Local Johnny Cash lovers have an opportunity to worship at the altar of the artist’s greatest hits, and then some, at 7 p.m. Saturday in a performance at Memorial Auditorium Performing Arts Center.
With Minneapolis-based musician Jay Ernest as the voice of Johnny Cash, “Church of Cash” has been playing to full houses across the region - and at numerous European venues besides - over the past 10 years.
“We go to Europe every year,” said Ernest, who initiated “Church of Cash: World-Class Johnny Cash Tribute” a decade ago.
“The Europeans appreciate music in a different way than Americans, but I love the differences because that keeps it fresh and interesting.
“We regularly sell out 300- to 500-seat theaters in Belgium, the Netherlands and Germany, and have already sold out a few venues for our tour there in March.”
Other upcoming gigs slightly closer to home are scheduled for Eagan, Little Falls and Menomonie, Wis., among other sites.
Tammy Makram, MAPAC’s managing director, knew from past experience that the music of Johnny Cash is a guaranteed draw in this area.
“I chose this group because Johnny Cash’s songs seems to appeal to all ages in a timeless way, and when we’ve had other acts here featuring his music, whether in Gone Country or professional shows, they’ve been extremely well-received,” said Makram.
“’Church of Cash’ comes highly recommended from several other managing directors of performing arts centers across this region - their audiences have loved them - so it seemed like the perfect fit for us.”
While “Orange Blossom Special,” “Walk the Line,” “Folsom Prison Blues,” “Get Rhythm” and “Ring of Fire” are virtually guaranteed to be on this weekend’s Church of Cash program lineup, attendees can expect to hear a few other equally resonant but less familiar Cash tunes, too.
“A song he sang with a group of other artists - Kris Kristofferson, Waylon Jennings and Willie Nelson - is ‘The Highwayman,’ and it’s by far my favorite song to play,” said Ernest.
“Johnny does the final verse of it, and it’s beautiful and poignant,” Ernest continued. “The hardcore Cash audience knows it, and the casual listener may have heard it on the radio once or twice in the ‘80s.”
Cash’s music isn’t all that’s a neat fit for a southwest Minnesota crowd on a January Saturday night; Ernest himself is right at home in the area, having grown up on a farm about eight miles north of New Ulm.
“I had farm responsibilities like all the other kids,” said Ernest. “I picked rock, fed horses and chickens, pulled weeds and worked on farm machinery.”
But Ernest has also been singing since he was five years old.
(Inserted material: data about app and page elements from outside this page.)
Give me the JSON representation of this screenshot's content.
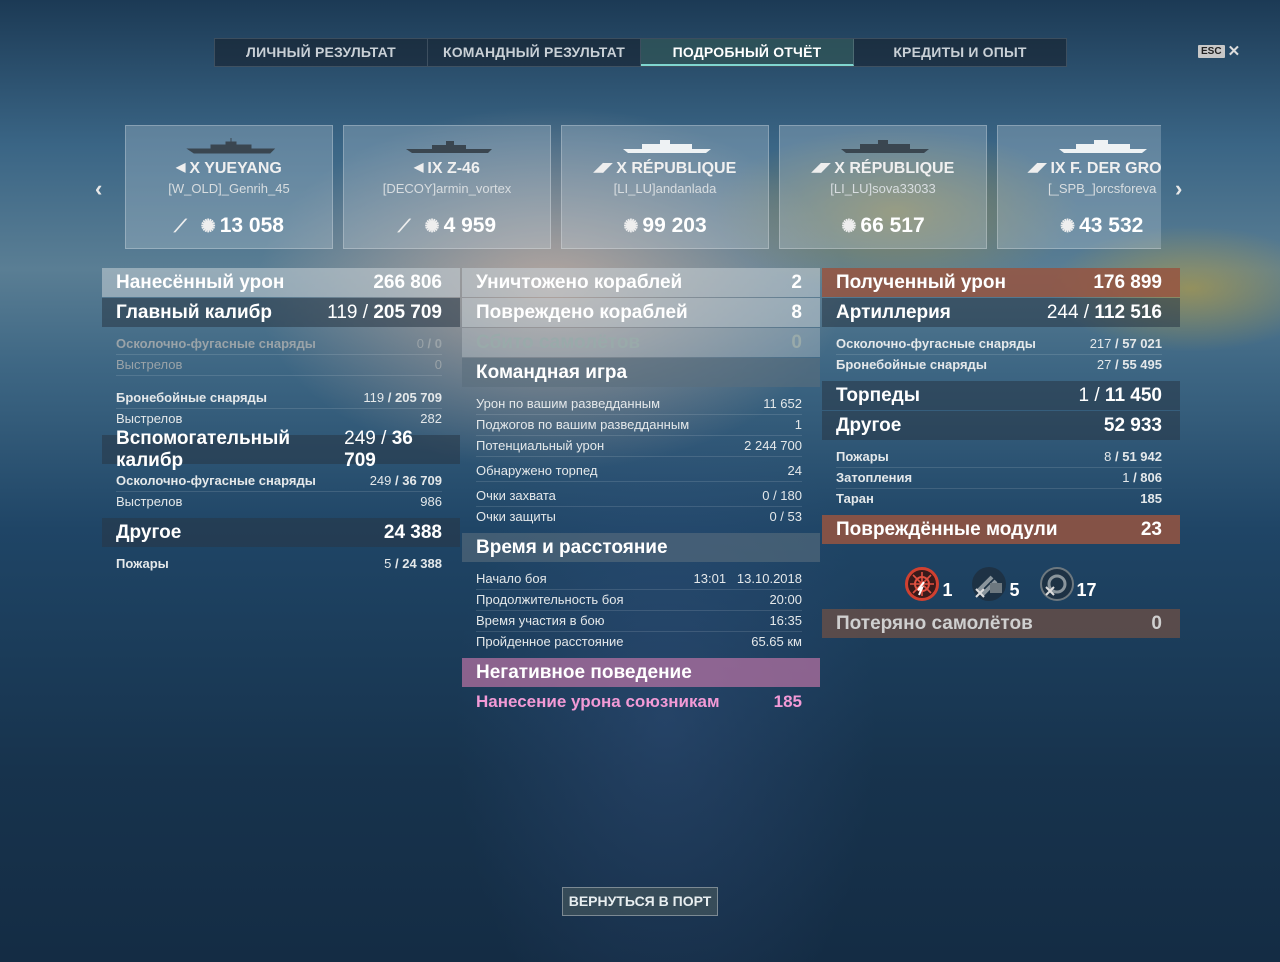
{
  "tabs": [
    "ЛИЧНЫЙ РЕЗУЛЬТАТ",
    "КОМАНДНЫЙ РЕЗУЛЬТАТ",
    "ПОДРОБНЫЙ ОТЧЁТ",
    "КРЕДИТЫ И ОПЫТ"
  ],
  "active_tab": "ПОДРОБНЫЙ ОТЧЁТ",
  "esc_label": "ESC",
  "ships": [
    {
      "name": "X YUEYANG",
      "player": "[W_OLD]_Genrih_45",
      "damage": "13 058",
      "sunk": true,
      "type": "destroyer"
    },
    {
      "name": "IX Z-46",
      "player": "[DECOY]armin_vortex",
      "damage": "4 959",
      "sunk": true,
      "type": "destroyer"
    },
    {
      "name": "X RÉPUBLIQUE",
      "player": "[LI_LU]andanlada",
      "damage": "99 203",
      "sunk": false,
      "type": "battleship"
    },
    {
      "name": "X RÉPUBLIQUE",
      "player": "[LI_LU]sova33033",
      "damage": "66 517",
      "sunk": false,
      "type": "battleship"
    },
    {
      "name": "IX F. DER GROßE",
      "player": "[_SPB_]orcsforeva",
      "damage": "43 532",
      "sunk": false,
      "type": "battleship"
    }
  ],
  "dealt": {
    "title": "Нанесённый урон",
    "total": "266 806",
    "main": {
      "label": "Главный калибр",
      "hits": "119",
      "value": "205 709"
    },
    "main_he": {
      "label": "Осколочно-фугасные снаряды",
      "hits": "0",
      "value": "0"
    },
    "main_he_shots": {
      "label": "Выстрелов",
      "value": "0"
    },
    "main_ap": {
      "label": "Бронебойные снаряды",
      "hits": "119",
      "value": "205 709"
    },
    "main_ap_shots": {
      "label": "Выстрелов",
      "value": "282"
    },
    "secondary": {
      "label": "Вспомогательный калибр",
      "hits": "249",
      "value": "36 709"
    },
    "sec_he": {
      "label": "Осколочно-фугасные снаряды",
      "hits": "249",
      "value": "36 709"
    },
    "sec_shots": {
      "label": "Выстрелов",
      "value": "986"
    },
    "other": {
      "label": "Другое",
      "value": "24 388"
    },
    "fires": {
      "label": "Пожары",
      "hits": "5",
      "value": "24 388"
    }
  },
  "team": {
    "destroyed": {
      "label": "Уничтожено кораблей",
      "value": "2"
    },
    "damaged": {
      "label": "Повреждено кораблей",
      "value": "8"
    },
    "planes": {
      "label": "Сбито самолётов",
      "value": "0"
    },
    "teamplay": "Командная игра",
    "spotting_dmg": {
      "label": "Урон по вашим разведданным",
      "value": "11 652"
    },
    "spotting_fires": {
      "label": "Поджогов по вашим разведданным",
      "value": "1"
    },
    "potential": {
      "label": "Потенциальный урон",
      "value": "2 244 700"
    },
    "torps_spotted": {
      "label": "Обнаружено торпед",
      "value": "24"
    },
    "capture": {
      "label": "Очки захвата",
      "value": "0 / 180"
    },
    "defense": {
      "label": "Очки защиты",
      "value": "0 / 53"
    },
    "time_title": "Время и расстояние",
    "start": {
      "label": "Начало боя",
      "time": "13:01",
      "date": "13.10.2018"
    },
    "duration": {
      "label": "Продолжительность боя",
      "value": "20:00"
    },
    "participation": {
      "label": "Время участия в бою",
      "value": "16:35"
    },
    "distance": {
      "label": "Пройденное расстояние",
      "value": "65.65 км"
    },
    "negative_title": "Негативное поведение",
    "team_damage": {
      "label": "Нанесение урона союзникам",
      "value": "185"
    }
  },
  "received": {
    "title": "Полученный урон",
    "total": "176 899",
    "artillery": {
      "label": "Артиллерия",
      "hits": "244",
      "value": "112 516"
    },
    "he": {
      "label": "Осколочно-фугасные снаряды",
      "hits": "217",
      "value": "57 021"
    },
    "ap": {
      "label": "Бронебойные снаряды",
      "hits": "27",
      "value": "55 495"
    },
    "torpedoes": {
      "label": "Торпеды",
      "hits": "1",
      "value": "11 450"
    },
    "other": {
      "label": "Другое",
      "value": "52 933"
    },
    "fires": {
      "label": "Пожары",
      "hits": "8",
      "value": "51 942"
    },
    "flooding": {
      "label": "Затопления",
      "hits": "1",
      "value": "806"
    },
    "ram": {
      "label": "Таран",
      "value": "185"
    },
    "modules_title": "Повреждённые модули",
    "modules_total": "23",
    "modules": [
      {
        "icon": "steering-gear-icon",
        "count": "1"
      },
      {
        "icon": "main-battery-icon",
        "count": "5"
      },
      {
        "icon": "secondary-battery-icon",
        "count": "17"
      }
    ],
    "planes_lost": {
      "label": "Потеряно самолётов",
      "value": "0"
    }
  },
  "back_button": "ВЕРНУТЬСЯ В ПОРТ"
}
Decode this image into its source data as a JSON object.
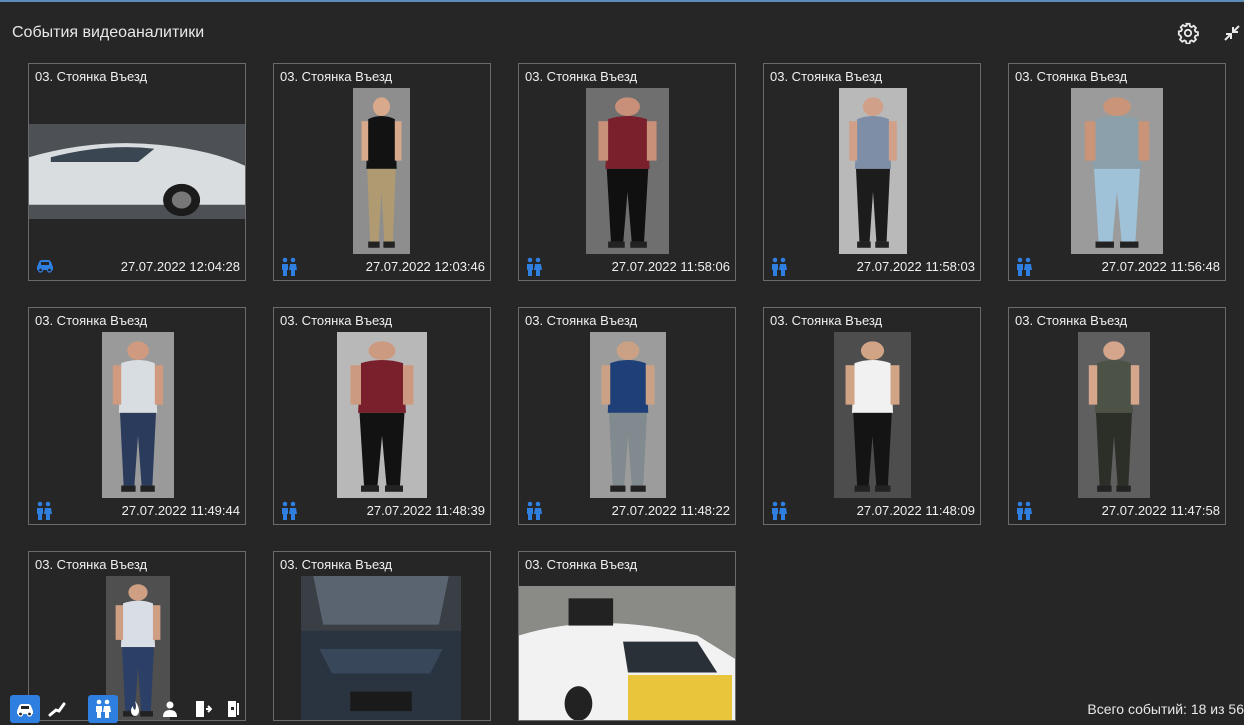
{
  "window": {
    "title": "События видеоаналитики"
  },
  "colors": {
    "accent": "#2f7fe0",
    "background": "#262626",
    "border": "#6a6a6a"
  },
  "toolbar": {
    "settings_icon": "gear-icon",
    "collapse_icon": "collapse-icon"
  },
  "events": [
    {
      "camera": "03. Стоянка Въезд",
      "time": "27.07.2022 12:04:28",
      "type": "car-icon"
    },
    {
      "camera": "03. Стоянка Въезд",
      "time": "27.07.2022 12:03:46",
      "type": "people-icon"
    },
    {
      "camera": "03. Стоянка Въезд",
      "time": "27.07.2022 11:58:06",
      "type": "people-icon"
    },
    {
      "camera": "03. Стоянка Въезд",
      "time": "27.07.2022 11:58:03",
      "type": "people-icon"
    },
    {
      "camera": "03. Стоянка Въезд",
      "time": "27.07.2022 11:56:48",
      "type": "people-icon"
    },
    {
      "camera": "03. Стоянка Въезд",
      "time": "27.07.2022 11:49:44",
      "type": "people-icon"
    },
    {
      "camera": "03. Стоянка Въезд",
      "time": "27.07.2022 11:48:39",
      "type": "people-icon"
    },
    {
      "camera": "03. Стоянка Въезд",
      "time": "27.07.2022 11:48:22",
      "type": "people-icon"
    },
    {
      "camera": "03. Стоянка Въезд",
      "time": "27.07.2022 11:48:09",
      "type": "people-icon"
    },
    {
      "camera": "03. Стоянка Въезд",
      "time": "27.07.2022 11:47:58",
      "type": "people-icon"
    },
    {
      "camera": "03. Стоянка Въезд",
      "time": "",
      "type": ""
    },
    {
      "camera": "03. Стоянка Въезд",
      "time": "",
      "type": ""
    },
    {
      "camera": "03. Стоянка Въезд",
      "time": "",
      "type": ""
    }
  ],
  "filters": [
    {
      "icon": "car-icon",
      "active": true
    },
    {
      "icon": "line-crossing-icon",
      "active": false
    },
    {
      "icon": "people-icon",
      "active": true
    },
    {
      "icon": "fire-icon",
      "active": false
    },
    {
      "icon": "person-icon",
      "active": false
    },
    {
      "icon": "enter-door-icon",
      "active": false
    },
    {
      "icon": "exit-door-icon",
      "active": false
    }
  ],
  "status": {
    "total": "Всего событий: 18 из 56"
  }
}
He learned the guitar at 13 and has been a touring musician since 20.
“I’ve done a variety of music,” said Ernest. “I went to college to sing opera, and I’ve played in punk rock and reggae bands, so I’m well versed in a lot of different styles.
“When this Johnny Cash thing happened, it was the culmination of all my years of experience, like coming home to the music my father had been singing to me since I was a 1-year-old.”
Ernest has been a working musician for nearly 25 years, though earlier in his career he was more of a backup guy, as he explains it.
“I wanted more exposure as a front man and lead singer, so I started playing more tunes to expand my repertoire,” he related.
“Every time I sang Johnny Cash, people put down their beers and stared at me, so I went home to learn more of his music and quickly realized I knew all his songs already because my old man had sung them to me since I was a child.
“Maybe I was born to do this, but I didn’t know it was happening until it was right there in front of me.”
Ernest employs a full complement of skilled musicians to round out the “Church of Cash” sound, including Albert “The Bronco” Perez on guitar, Eric Struve on bass guitar and upright bass, and drummer Jonathan TeBeest.
“I’m very happy to be performing at Memorial Auditorium,” assured Ernest. “It’s historic, and a place I’ve wanted to play for years.”
Even after a decade of sharing the music and message of Johnny Cash, Ernest remains energized by the chance to keep Cash’s spirit and compositions alive.
“Johnny Cash’s music is relatable to everyone,” asserted Ernest. “That’s the key to why he’s so huge and has such a lasting impact.
“It doesn’t matter what your status is in life, because he addresses things everyone experiences.
“Johnny Cash speaks to the soul.”
“Church of Cash: Tribute to Johnny Cash” takes place at 7 p.m. Saturday at Memorial Auditorium Performing Arts Center, 714 13th St., Worthington. All seats are reserved, and there is a discount for advance purchase. For tickets, visit the box office from 9 a.m. to 1 p.m. weekdays, call 376-9101 or visit friendsoftheauditorium.com. Doors open one hour prior to show time. Kalea Appel will provide pre-show and intermission lobby entertainment; concessions and Round Lake Winery products will be sold.